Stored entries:
↓

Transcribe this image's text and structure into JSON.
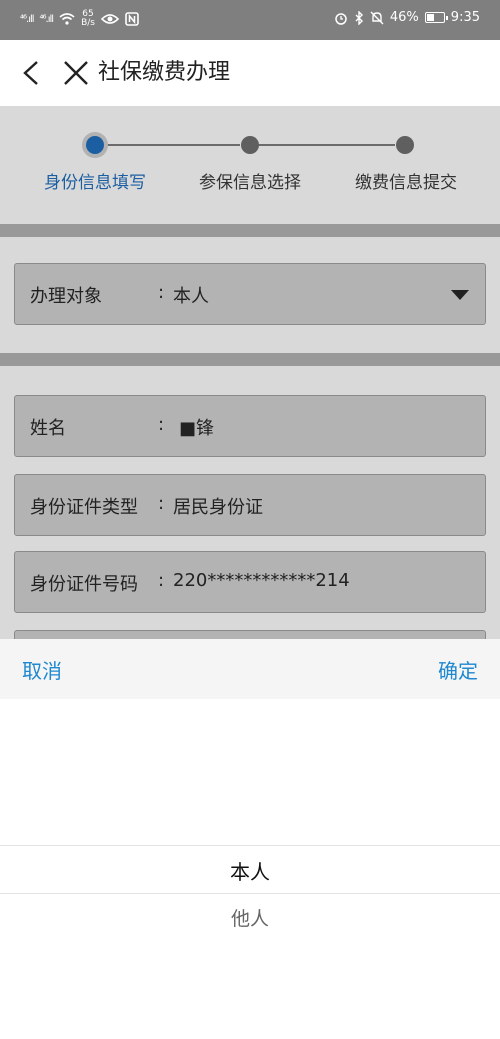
{
  "status_bar": {
    "signal1": "⁴⁶.ıll",
    "signal2": "⁴⁶.ıll",
    "speed_value": "65",
    "speed_unit": "B/s",
    "battery": "46%",
    "time": "9:35",
    "battery_level": 0.46
  },
  "header": {
    "title": "社保缴费办理"
  },
  "steps": [
    {
      "label": "身份信息填写",
      "active": true
    },
    {
      "label": "参保信息选择",
      "active": false
    },
    {
      "label": "缴费信息提交",
      "active": false
    }
  ],
  "form": {
    "target": {
      "label": "办理对象",
      "colon": ":",
      "value": "本人"
    },
    "name": {
      "label": "姓名",
      "colon": ":",
      "value": "■锋"
    },
    "id_type": {
      "label": "身份证件类型",
      "colon": ":",
      "value": "居民身份证"
    },
    "id_number": {
      "label": "身份证件号码",
      "colon": ":",
      "value": "220************214"
    }
  },
  "picker": {
    "cancel": "取消",
    "confirm": "确定",
    "options": [
      "本人",
      "他人"
    ],
    "selected": "本人"
  },
  "colors": {
    "accent": "#1e88d0",
    "step_active": "#1c5ea2"
  }
}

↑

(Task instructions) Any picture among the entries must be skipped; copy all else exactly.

(Solved exercise)
Transcribe this image's text and structure into JSON.
{
  "status_bar": {
    "signal1": "⁴⁶.ıll",
    "signal2": "⁴⁶.ıll",
    "speed_value": "65",
    "speed_unit": "B/s",
    "battery": "46%",
    "time": "9:35",
    "battery_level": 0.46
  },
  "header": {
    "title": "社保缴费办理"
  },
  "steps": [
    {
      "label": "身份信息填写",
      "active": true
    },
    {
      "label": "参保信息选择",
      "active": false
    },
    {
      "label": "缴费信息提交",
      "active": false
    }
  ],
  "form": {
    "target": {
      "label": "办理对象",
      "colon": ":",
      "value": "本人"
    },
    "name": {
      "label": "姓名",
      "colon": ":",
      "value": "■锋"
    },
    "id_type": {
      "label": "身份证件类型",
      "colon": ":",
      "value": "居民身份证"
    },
    "id_number": {
      "label": "身份证件号码",
      "colon": ":",
      "value": "220************214"
    }
  },
  "picker": {
    "cancel": "取消",
    "confirm": "确定",
    "options": [
      "本人",
      "他人"
    ],
    "selected": "本人"
  },
  "colors": {
    "accent": "#1e88d0",
    "step_active": "#1c5ea2"
  }
}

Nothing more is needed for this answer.